Segment Start: Records provided

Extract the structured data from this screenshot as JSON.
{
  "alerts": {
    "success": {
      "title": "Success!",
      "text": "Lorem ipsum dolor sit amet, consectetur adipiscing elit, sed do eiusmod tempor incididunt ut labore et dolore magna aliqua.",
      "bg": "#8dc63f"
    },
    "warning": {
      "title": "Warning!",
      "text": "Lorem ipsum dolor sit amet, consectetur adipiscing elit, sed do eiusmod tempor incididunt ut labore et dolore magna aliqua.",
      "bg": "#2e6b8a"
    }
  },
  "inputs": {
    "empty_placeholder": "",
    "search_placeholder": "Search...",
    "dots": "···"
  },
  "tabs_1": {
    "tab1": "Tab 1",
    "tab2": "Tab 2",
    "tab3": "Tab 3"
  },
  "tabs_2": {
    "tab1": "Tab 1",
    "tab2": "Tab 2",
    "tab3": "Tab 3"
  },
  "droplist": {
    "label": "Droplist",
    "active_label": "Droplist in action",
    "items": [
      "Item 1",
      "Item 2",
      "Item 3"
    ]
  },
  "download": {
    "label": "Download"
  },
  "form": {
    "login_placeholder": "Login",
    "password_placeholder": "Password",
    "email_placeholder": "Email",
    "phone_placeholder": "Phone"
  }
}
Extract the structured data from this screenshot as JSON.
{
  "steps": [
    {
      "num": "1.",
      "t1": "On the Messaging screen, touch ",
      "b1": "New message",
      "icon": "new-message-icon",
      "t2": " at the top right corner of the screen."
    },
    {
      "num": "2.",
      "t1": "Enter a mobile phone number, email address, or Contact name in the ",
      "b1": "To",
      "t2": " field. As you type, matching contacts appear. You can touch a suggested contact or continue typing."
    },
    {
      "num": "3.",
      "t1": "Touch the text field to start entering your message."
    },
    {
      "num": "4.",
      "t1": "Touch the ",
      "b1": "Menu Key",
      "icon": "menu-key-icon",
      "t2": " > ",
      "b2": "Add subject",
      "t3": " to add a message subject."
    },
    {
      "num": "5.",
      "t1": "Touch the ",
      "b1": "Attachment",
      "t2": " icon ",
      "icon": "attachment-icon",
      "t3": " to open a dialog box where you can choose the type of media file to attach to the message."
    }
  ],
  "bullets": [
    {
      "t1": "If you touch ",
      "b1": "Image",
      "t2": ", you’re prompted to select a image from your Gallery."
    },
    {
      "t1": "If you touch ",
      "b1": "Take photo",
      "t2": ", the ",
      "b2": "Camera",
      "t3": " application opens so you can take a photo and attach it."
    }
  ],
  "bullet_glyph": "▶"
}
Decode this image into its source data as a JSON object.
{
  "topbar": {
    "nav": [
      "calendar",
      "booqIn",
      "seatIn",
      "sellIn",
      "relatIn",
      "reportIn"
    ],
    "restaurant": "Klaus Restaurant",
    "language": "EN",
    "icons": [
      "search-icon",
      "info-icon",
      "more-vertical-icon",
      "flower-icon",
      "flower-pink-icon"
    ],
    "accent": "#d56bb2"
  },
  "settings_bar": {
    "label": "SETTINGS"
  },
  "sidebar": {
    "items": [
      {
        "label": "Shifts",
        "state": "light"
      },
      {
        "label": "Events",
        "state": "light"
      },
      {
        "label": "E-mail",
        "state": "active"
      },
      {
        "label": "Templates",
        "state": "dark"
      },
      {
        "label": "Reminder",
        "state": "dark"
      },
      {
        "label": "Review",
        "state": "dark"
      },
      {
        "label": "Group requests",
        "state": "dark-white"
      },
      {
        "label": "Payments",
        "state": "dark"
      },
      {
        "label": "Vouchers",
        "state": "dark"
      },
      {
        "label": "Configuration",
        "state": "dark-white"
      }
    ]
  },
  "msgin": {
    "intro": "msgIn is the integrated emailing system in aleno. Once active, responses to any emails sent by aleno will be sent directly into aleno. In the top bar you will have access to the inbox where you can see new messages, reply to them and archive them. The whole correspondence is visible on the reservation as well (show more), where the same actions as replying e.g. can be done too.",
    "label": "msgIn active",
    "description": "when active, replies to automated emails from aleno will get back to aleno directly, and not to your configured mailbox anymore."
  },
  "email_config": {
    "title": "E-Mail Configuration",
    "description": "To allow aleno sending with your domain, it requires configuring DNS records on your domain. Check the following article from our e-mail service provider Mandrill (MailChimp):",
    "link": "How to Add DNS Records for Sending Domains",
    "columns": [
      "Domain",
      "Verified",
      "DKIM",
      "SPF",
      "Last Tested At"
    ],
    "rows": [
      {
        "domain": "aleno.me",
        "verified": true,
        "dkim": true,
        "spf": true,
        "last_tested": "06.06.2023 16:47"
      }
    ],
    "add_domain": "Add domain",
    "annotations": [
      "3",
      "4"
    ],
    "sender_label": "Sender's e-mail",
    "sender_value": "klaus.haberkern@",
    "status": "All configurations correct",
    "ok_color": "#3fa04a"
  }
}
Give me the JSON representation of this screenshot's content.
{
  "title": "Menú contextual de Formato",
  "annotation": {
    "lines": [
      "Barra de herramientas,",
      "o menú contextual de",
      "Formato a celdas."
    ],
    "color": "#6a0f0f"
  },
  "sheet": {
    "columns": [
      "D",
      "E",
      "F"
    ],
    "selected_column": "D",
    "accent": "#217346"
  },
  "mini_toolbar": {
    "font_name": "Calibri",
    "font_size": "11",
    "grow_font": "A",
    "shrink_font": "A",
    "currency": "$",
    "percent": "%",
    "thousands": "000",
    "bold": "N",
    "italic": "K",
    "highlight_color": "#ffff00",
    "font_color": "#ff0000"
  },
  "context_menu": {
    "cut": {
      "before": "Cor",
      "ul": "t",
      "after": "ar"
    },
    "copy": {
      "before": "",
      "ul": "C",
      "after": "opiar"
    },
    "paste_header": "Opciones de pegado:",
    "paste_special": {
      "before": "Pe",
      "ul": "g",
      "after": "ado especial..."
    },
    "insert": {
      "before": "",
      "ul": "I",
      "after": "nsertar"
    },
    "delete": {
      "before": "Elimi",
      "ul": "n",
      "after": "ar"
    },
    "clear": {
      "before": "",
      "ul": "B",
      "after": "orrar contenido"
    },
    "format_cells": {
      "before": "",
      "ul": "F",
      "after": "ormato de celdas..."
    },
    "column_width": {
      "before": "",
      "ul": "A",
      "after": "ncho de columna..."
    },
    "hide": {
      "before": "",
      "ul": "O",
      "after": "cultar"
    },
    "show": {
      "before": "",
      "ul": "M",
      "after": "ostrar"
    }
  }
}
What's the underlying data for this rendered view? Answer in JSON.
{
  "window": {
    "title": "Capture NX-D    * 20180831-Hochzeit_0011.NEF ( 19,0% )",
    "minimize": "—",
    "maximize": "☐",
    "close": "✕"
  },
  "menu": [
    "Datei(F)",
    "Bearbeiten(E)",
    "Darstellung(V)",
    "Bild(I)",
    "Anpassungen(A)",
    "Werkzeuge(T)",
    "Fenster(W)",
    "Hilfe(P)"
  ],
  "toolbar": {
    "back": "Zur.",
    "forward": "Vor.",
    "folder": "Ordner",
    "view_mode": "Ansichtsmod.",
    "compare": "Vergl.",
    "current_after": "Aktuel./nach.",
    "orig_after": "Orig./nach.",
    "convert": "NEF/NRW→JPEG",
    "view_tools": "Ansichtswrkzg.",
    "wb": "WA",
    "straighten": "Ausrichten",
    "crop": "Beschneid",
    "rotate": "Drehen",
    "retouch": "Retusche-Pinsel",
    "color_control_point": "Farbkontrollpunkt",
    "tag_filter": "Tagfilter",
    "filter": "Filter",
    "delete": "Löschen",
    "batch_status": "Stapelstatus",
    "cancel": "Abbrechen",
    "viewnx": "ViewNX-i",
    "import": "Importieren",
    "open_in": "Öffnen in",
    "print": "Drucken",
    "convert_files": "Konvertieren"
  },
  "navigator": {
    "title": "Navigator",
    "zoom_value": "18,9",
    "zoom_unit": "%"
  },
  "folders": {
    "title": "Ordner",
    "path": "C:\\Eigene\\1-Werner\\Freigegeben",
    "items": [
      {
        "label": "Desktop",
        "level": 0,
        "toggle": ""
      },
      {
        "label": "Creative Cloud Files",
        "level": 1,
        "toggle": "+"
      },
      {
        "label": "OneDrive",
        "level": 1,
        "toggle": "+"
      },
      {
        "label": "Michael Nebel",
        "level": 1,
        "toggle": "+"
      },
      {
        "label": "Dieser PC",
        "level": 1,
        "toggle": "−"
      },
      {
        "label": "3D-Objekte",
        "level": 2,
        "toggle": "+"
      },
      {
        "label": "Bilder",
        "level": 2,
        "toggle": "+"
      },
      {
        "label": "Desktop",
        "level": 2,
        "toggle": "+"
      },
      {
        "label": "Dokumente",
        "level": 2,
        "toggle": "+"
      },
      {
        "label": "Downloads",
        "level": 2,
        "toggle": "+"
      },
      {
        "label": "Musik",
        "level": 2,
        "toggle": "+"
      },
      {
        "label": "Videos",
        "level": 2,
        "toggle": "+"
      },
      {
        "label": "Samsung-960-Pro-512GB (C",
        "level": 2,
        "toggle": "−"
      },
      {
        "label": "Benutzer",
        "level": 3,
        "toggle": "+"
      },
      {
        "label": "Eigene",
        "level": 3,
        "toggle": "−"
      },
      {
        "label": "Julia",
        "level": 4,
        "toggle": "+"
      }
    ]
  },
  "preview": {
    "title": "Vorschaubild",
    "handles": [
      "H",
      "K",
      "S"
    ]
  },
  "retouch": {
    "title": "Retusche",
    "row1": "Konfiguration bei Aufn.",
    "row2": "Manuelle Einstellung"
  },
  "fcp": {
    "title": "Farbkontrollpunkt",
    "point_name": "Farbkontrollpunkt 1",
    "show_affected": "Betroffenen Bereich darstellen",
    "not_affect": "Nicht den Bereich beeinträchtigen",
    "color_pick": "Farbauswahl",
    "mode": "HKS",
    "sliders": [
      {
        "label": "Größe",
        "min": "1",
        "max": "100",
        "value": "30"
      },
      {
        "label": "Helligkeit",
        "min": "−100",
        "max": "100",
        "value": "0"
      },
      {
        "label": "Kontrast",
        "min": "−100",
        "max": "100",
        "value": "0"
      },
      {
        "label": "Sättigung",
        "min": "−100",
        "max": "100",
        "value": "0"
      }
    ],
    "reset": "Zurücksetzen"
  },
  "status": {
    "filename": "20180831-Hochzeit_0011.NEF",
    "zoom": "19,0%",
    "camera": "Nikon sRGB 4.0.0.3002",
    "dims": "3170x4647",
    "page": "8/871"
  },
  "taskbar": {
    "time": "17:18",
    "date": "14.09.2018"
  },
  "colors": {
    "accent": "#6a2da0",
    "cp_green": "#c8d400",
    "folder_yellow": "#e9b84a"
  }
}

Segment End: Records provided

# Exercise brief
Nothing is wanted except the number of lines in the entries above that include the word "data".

# The answer
4